Much much better! There's a lot of content now to be egaged with and a good mix of frequency and intensity and the way the 'alerted' mechanic works means that the player gets frequent rises and dips of challenge, which keep adding up untill ~50% of the monsters are engaged and then it starts to taper off and monsters are cleaned up and the loot that couldn't be delt with during the fight can grab the player's attention again, but in a relaxed setting.
Notice how the gameplay doesn't just feed into progressing through the dungeon (Healing, improving stats and such) but also tries to focus on the two key draws of AxeOfKings - Mastery and Improvement. The game doesn't give much mastery reward if all the content is obvious from the get go, so having lots of novelty is important - new enemy mechanics, new objects and level structure are vital for the player to feel like they have something left to 'beat'. As for improvement, the game actually doesn't really let the player improve their stats (Which is very unusual for a roguelike!) but instead gives them strength through the gameplay options and the knowledge they get about enemies makes them easier to defeat (Knowledge is power!). Having items that are all consumable allows the player to keep building up the power of their character and having that extra strength at a key moment, but also the AbilityLevel system allows for a more long term feeling of progression.

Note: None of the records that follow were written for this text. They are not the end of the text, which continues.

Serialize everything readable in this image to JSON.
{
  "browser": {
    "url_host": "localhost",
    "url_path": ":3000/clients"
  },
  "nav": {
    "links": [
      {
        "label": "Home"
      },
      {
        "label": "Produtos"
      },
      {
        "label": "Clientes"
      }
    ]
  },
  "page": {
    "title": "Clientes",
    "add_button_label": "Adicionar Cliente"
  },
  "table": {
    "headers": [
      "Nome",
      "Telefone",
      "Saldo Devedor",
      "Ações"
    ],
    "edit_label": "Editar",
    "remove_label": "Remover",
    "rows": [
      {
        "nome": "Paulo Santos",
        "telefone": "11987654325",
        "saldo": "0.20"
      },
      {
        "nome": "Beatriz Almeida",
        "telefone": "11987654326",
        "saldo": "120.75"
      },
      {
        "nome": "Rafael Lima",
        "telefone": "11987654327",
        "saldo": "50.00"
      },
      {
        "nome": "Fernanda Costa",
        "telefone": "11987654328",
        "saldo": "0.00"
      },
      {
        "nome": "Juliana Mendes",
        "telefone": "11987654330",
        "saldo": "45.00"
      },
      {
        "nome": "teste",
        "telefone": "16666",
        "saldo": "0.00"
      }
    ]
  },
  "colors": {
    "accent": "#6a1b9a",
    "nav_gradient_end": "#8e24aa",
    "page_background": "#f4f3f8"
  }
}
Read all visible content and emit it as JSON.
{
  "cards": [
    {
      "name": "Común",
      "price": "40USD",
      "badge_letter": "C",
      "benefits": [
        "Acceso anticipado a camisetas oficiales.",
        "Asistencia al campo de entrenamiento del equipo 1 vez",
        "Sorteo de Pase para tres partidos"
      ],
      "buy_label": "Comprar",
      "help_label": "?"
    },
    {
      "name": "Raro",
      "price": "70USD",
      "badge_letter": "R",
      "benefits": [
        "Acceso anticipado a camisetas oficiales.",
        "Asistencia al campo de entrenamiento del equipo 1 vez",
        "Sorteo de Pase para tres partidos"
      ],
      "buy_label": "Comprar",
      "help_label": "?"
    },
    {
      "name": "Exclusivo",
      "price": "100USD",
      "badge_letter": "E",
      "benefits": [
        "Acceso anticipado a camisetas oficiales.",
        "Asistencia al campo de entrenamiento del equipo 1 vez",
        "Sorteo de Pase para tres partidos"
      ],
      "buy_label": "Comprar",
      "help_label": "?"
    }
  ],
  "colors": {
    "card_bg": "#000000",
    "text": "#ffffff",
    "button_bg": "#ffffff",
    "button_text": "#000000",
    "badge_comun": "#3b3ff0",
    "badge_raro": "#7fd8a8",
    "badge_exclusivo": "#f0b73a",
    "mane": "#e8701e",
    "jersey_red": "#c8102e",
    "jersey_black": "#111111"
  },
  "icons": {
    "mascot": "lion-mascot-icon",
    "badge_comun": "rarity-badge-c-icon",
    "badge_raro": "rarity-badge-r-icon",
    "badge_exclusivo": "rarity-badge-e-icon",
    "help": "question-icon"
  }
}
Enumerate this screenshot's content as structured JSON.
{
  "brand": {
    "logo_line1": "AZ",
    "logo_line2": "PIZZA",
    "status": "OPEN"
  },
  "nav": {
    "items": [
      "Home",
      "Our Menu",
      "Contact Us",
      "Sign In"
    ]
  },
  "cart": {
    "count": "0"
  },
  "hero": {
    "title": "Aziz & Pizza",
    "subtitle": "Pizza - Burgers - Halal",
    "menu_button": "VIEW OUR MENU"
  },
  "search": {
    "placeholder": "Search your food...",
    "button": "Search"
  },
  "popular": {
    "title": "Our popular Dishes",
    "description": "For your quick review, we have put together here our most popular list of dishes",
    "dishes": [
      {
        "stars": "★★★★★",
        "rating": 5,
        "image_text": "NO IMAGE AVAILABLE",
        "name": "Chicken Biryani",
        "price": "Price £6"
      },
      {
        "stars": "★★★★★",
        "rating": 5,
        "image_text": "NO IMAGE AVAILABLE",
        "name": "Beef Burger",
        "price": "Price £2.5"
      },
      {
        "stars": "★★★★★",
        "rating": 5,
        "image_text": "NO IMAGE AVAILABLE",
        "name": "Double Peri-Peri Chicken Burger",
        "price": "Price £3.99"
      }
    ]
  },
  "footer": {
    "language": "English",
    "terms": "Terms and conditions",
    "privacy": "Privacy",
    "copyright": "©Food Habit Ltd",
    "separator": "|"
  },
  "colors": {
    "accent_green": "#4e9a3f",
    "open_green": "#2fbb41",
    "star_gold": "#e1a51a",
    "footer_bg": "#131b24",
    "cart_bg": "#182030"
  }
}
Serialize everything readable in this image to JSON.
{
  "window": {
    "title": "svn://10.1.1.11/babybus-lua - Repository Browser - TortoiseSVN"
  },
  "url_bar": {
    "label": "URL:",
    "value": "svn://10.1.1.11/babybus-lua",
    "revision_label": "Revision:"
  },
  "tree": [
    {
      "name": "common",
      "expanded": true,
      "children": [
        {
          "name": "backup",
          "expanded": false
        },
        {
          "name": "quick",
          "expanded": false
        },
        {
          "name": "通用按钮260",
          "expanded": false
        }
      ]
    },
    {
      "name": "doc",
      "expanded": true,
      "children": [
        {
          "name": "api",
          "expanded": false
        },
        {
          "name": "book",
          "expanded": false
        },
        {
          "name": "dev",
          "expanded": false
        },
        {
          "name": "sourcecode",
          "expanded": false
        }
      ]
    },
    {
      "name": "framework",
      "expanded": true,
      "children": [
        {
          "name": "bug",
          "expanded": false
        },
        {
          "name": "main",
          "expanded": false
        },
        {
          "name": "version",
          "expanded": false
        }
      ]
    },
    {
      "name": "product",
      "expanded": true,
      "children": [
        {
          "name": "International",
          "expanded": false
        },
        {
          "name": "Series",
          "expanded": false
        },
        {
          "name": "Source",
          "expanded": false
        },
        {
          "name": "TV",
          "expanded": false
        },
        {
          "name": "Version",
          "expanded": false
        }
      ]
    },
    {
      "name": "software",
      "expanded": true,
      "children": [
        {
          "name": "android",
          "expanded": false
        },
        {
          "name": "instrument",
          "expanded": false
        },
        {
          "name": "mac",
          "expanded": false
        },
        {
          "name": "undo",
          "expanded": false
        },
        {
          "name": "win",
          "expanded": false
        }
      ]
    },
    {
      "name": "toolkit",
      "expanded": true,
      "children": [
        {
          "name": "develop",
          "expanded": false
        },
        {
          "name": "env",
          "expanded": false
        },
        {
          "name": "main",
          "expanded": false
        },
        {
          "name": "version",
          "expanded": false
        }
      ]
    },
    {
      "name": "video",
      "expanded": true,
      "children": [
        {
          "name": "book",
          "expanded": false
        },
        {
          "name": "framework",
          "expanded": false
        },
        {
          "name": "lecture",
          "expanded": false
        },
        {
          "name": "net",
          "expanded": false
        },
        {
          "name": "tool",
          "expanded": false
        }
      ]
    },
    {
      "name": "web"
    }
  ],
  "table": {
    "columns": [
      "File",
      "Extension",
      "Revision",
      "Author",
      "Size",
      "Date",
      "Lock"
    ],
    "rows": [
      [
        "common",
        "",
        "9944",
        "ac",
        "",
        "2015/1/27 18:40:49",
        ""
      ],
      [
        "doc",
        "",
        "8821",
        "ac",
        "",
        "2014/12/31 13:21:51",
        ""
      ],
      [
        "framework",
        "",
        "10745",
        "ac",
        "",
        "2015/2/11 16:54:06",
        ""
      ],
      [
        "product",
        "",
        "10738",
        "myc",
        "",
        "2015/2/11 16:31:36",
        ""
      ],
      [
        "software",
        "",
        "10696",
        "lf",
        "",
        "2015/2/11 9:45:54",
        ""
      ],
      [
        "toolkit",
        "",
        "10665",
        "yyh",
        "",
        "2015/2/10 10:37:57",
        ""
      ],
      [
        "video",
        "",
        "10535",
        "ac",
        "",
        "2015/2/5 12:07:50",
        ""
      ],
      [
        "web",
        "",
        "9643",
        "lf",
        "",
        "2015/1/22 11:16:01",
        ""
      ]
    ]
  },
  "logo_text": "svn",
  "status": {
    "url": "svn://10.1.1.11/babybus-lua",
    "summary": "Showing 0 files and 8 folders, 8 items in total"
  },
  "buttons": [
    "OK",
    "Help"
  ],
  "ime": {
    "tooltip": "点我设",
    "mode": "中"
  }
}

Reward structure and pacing is absolutely vital for keeping players interested in playing the game to get to the next element of the game, but it's really worth understanding that rewards are not just in-game rewards of numerical changes. Particle effects, story, exploration, domination of an opponent, the feeling of elitism of achievement are all other valid approaches to rewarding a player. You need to sit down and understand what draws the player to your game and what the core desires your game feeds into.
Categories: Autumn 2016